Work required — Below is a set of entries; copy all of them exactly.

Items listed in a dataset —

────────────────

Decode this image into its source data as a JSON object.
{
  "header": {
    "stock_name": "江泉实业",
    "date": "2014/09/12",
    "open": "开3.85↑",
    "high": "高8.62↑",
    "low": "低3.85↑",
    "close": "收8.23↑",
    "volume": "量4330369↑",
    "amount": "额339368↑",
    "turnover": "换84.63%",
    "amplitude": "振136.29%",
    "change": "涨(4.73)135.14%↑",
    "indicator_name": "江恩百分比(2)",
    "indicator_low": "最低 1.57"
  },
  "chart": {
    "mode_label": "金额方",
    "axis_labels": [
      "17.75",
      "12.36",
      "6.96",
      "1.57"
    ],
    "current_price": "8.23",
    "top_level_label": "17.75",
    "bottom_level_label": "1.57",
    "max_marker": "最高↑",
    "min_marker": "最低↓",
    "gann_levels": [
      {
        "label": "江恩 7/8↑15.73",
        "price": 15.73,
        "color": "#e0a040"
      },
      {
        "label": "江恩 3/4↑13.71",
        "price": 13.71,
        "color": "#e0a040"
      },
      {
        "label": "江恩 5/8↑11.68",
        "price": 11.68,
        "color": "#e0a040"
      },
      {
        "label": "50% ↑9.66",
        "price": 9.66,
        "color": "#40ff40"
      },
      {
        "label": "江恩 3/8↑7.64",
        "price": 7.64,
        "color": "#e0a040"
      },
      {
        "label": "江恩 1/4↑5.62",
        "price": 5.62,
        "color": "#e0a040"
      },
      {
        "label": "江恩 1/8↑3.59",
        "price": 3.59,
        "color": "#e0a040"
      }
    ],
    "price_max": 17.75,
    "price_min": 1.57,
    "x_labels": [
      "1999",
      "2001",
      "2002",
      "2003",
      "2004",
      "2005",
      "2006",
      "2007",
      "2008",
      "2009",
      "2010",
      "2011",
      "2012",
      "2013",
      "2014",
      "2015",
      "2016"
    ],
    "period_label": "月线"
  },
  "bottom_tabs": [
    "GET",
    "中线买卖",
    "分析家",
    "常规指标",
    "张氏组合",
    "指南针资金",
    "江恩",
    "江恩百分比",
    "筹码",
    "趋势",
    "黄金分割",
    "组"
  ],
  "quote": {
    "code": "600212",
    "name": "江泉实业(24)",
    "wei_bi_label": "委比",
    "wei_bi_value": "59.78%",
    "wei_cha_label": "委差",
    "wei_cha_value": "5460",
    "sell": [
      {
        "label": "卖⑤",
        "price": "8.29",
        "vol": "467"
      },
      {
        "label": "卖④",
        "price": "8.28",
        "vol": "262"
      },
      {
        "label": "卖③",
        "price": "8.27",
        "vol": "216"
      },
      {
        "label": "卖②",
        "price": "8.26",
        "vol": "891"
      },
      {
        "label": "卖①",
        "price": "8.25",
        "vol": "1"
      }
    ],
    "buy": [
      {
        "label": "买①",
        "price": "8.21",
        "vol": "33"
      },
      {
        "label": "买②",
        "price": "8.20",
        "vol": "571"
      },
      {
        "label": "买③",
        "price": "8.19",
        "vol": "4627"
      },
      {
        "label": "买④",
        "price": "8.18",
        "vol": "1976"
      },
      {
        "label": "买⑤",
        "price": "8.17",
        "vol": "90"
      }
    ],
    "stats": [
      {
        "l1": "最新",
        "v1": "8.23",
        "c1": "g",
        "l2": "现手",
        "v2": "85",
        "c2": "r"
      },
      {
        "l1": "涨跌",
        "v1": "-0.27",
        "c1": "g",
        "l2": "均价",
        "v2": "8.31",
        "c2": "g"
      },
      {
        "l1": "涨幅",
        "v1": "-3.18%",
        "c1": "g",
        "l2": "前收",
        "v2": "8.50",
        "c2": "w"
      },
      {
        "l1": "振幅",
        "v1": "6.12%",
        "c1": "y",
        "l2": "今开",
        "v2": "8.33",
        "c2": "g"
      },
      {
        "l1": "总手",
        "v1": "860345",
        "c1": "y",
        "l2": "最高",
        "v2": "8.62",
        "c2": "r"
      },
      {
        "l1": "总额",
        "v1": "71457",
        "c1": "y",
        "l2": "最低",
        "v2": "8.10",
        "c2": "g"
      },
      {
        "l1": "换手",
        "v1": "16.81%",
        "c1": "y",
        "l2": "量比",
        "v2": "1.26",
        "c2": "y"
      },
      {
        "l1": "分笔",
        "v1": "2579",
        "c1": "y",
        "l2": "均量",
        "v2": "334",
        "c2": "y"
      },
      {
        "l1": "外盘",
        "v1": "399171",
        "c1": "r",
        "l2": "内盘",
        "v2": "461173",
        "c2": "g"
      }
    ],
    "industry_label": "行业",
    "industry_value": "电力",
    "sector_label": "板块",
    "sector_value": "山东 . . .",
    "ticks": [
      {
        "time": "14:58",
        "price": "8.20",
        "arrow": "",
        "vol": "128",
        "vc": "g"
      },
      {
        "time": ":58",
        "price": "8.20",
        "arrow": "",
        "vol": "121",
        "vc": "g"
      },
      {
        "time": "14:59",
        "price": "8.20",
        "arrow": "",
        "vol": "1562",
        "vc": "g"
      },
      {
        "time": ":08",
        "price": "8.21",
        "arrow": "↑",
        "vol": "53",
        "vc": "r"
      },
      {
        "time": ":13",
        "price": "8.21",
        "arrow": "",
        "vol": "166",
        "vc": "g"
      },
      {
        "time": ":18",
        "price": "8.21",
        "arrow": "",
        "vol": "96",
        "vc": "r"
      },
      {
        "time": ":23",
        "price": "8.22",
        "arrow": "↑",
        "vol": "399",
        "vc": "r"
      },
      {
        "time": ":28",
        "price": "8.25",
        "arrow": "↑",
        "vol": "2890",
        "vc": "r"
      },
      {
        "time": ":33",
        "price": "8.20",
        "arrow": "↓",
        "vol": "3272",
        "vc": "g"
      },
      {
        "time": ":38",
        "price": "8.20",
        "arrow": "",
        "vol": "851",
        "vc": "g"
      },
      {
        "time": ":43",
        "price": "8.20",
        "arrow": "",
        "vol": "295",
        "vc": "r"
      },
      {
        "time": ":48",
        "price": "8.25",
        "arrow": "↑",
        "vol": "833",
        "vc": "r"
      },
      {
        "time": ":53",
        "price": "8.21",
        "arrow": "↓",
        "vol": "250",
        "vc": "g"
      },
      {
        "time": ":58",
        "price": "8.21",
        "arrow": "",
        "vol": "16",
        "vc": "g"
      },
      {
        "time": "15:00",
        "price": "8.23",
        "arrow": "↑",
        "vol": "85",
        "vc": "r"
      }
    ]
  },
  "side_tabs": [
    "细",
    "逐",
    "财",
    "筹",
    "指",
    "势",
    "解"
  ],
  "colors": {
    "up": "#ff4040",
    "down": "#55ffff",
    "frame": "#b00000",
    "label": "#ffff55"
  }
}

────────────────

Response —
Decode this image into its source data as a JSON object.
{
  "header": {
    "stock_name": "江泉实业",
    "date": "2014/09/12",
    "open": "开3.85↑",
    "high": "高8.62↑",
    "low": "低3.85↑",
    "close": "收8.23↑",
    "volume": "量4330369↑",
    "amount": "额339368↑",
    "turnover": "换84.63%",
    "amplitude": "振136.29%",
    "change": "涨(4.73)135.14%↑",
    "indicator_name": "江恩百分比(2)",
    "indicator_low": "最低 1.57"
  },
  "chart": {
    "mode_label": "金额方",
    "axis_labels": [
      "17.75",
      "12.36",
      "6.96",
      "1.57"
    ],
    "current_price": "8.23",
    "top_level_label": "17.75",
    "bottom_level_label": "1.57",
    "max_marker": "最高↑",
    "min_marker": "最低↓",
    "gann_levels": [
      {
        "label": "江恩 7/8↑15.73",
        "price": 15.73,
        "color": "#e0a040"
      },
      {
        "label": "江恩 3/4↑13.71",
        "price": 13.71,
        "color": "#e0a040"
      },
      {
        "label": "江恩 5/8↑11.68",
        "price": 11.68,
        "color": "#e0a040"
      },
      {
        "label": "50% ↑9.66",
        "price": 9.66,
        "color": "#40ff40"
      },
      {
        "label": "江恩 3/8↑7.64",
        "price": 7.64,
        "color": "#e0a040"
      },
      {
        "label": "江恩 1/4↑5.62",
        "price": 5.62,
        "color": "#e0a040"
      },
      {
        "label": "江恩 1/8↑3.59",
        "price": 3.59,
        "color": "#e0a040"
      }
    ],
    "price_max": 17.75,
    "price_min": 1.57,
    "x_labels": [
      "1999",
      "2001",
      "2002",
      "2003",
      "2004",
      "2005",
      "2006",
      "2007",
      "2008",
      "2009",
      "2010",
      "2011",
      "2012",
      "2013",
      "2014",
      "2015",
      "2016"
    ],
    "period_label": "月线"
  },
  "bottom_tabs": [
    "GET",
    "中线买卖",
    "分析家",
    "常规指标",
    "张氏组合",
    "指南针资金",
    "江恩",
    "江恩百分比",
    "筹码",
    "趋势",
    "黄金分割",
    "组"
  ],
  "quote": {
    "code": "600212",
    "name": "江泉实业(24)",
    "wei_bi_label": "委比",
    "wei_bi_value": "59.78%",
    "wei_cha_label": "委差",
    "wei_cha_value": "5460",
    "sell": [
      {
        "label": "卖⑤",
        "price": "8.29",
        "vol": "467"
      },
      {
        "label": "卖④",
        "price": "8.28",
        "vol": "262"
      },
      {
        "label": "卖③",
        "price": "8.27",
        "vol": "216"
      },
      {
        "label": "卖②",
        "price": "8.26",
        "vol": "891"
      },
      {
        "label": "卖①",
        "price": "8.25",
        "vol": "1"
      }
    ],
    "buy": [
      {
        "label": "买①",
        "price": "8.21",
        "vol": "33"
      },
      {
        "label": "买②",
        "price": "8.20",
        "vol": "571"
      },
      {
        "label": "买③",
        "price": "8.19",
        "vol": "4627"
      },
      {
        "label": "买④",
        "price": "8.18",
        "vol": "1976"
      },
      {
        "label": "买⑤",
        "price": "8.17",
        "vol": "90"
      }
    ],
    "stats": [
      {
        "l1": "最新",
        "v1": "8.23",
        "c1": "g",
        "l2": "现手",
        "v2": "85",
        "c2": "r"
      },
      {
        "l1": "涨跌",
        "v1": "-0.27",
        "c1": "g",
        "l2": "均价",
        "v2": "8.31",
        "c2": "g"
      },
      {
        "l1": "涨幅",
        "v1": "-3.18%",
        "c1": "g",
        "l2": "前收",
        "v2": "8.50",
        "c2": "w"
      },
      {
        "l1": "振幅",
        "v1": "6.12%",
        "c1": "y",
        "l2": "今开",
        "v2": "8.33",
        "c2": "g"
      },
      {
        "l1": "总手",
        "v1": "860345",
        "c1": "y",
        "l2": "最高",
        "v2": "8.62",
        "c2": "r"
      },
      {
        "l1": "总额",
        "v1": "71457",
        "c1": "y",
        "l2": "最低",
        "v2": "8.10",
        "c2": "g"
      },
      {
        "l1": "换手",
        "v1": "16.81%",
        "c1": "y",
        "l2": "量比",
        "v2": "1.26",
        "c2": "y"
      },
      {
        "l1": "分笔",
        "v1": "2579",
        "c1": "y",
        "l2": "均量",
        "v2": "334",
        "c2": "y"
      },
      {
        "l1": "外盘",
        "v1": "399171",
        "c1": "r",
        "l2": "内盘",
        "v2": "461173",
        "c2": "g"
      }
    ],
    "industry_label": "行业",
    "industry_value": "电力",
    "sector_label": "板块",
    "sector_value": "山东 . . .",
    "ticks": [
      {
        "time": "14:58",
        "price": "8.20",
        "arrow": "",
        "vol": "128",
        "vc": "g"
      },
      {
        "time": ":58",
        "price": "8.20",
        "arrow": "",
        "vol": "121",
        "vc": "g"
      },
      {
        "time": "14:59",
        "price": "8.20",
        "arrow": "",
        "vol": "1562",
        "vc": "g"
      },
      {
        "time": ":08",
        "price": "8.21",
        "arrow": "↑",
        "vol": "53",
        "vc": "r"
      },
      {
        "time": ":13",
        "price": "8.21",
        "arrow": "",
        "vol": "166",
        "vc": "g"
      },
      {
        "time": ":18",
        "price": "8.21",
        "arrow": "",
        "vol": "96",
        "vc": "r"
      },
      {
        "time": ":23",
        "price": "8.22",
        "arrow": "↑",
        "vol": "399",
        "vc": "r"
      },
      {
        "time": ":28",
        "price": "8.25",
        "arrow": "↑",
        "vol": "2890",
        "vc": "r"
      },
      {
        "time": ":33",
        "price": "8.20",
        "arrow": "↓",
        "vol": "3272",
        "vc": "g"
      },
      {
        "time": ":38",
        "price": "8.20",
        "arrow": "",
        "vol": "851",
        "vc": "g"
      },
      {
        "time": ":43",
        "price": "8.20",
        "arrow": "",
        "vol": "295",
        "vc": "r"
      },
      {
        "time": ":48",
        "price": "8.25",
        "arrow": "↑",
        "vol": "833",
        "vc": "r"
      },
      {
        "time": ":53",
        "price": "8.21",
        "arrow": "↓",
        "vol": "250",
        "vc": "g"
      },
      {
        "time": ":58",
        "price": "8.21",
        "arrow": "",
        "vol": "16",
        "vc": "g"
      },
      {
        "time": "15:00",
        "price": "8.23",
        "arrow": "↑",
        "vol": "85",
        "vc": "r"
      }
    ]
  },
  "side_tabs": [
    "细",
    "逐",
    "财",
    "筹",
    "指",
    "势",
    "解"
  ],
  "colors": {
    "up": "#ff4040",
    "down": "#55ffff",
    "frame": "#b00000",
    "label": "#ffff55"
  }
}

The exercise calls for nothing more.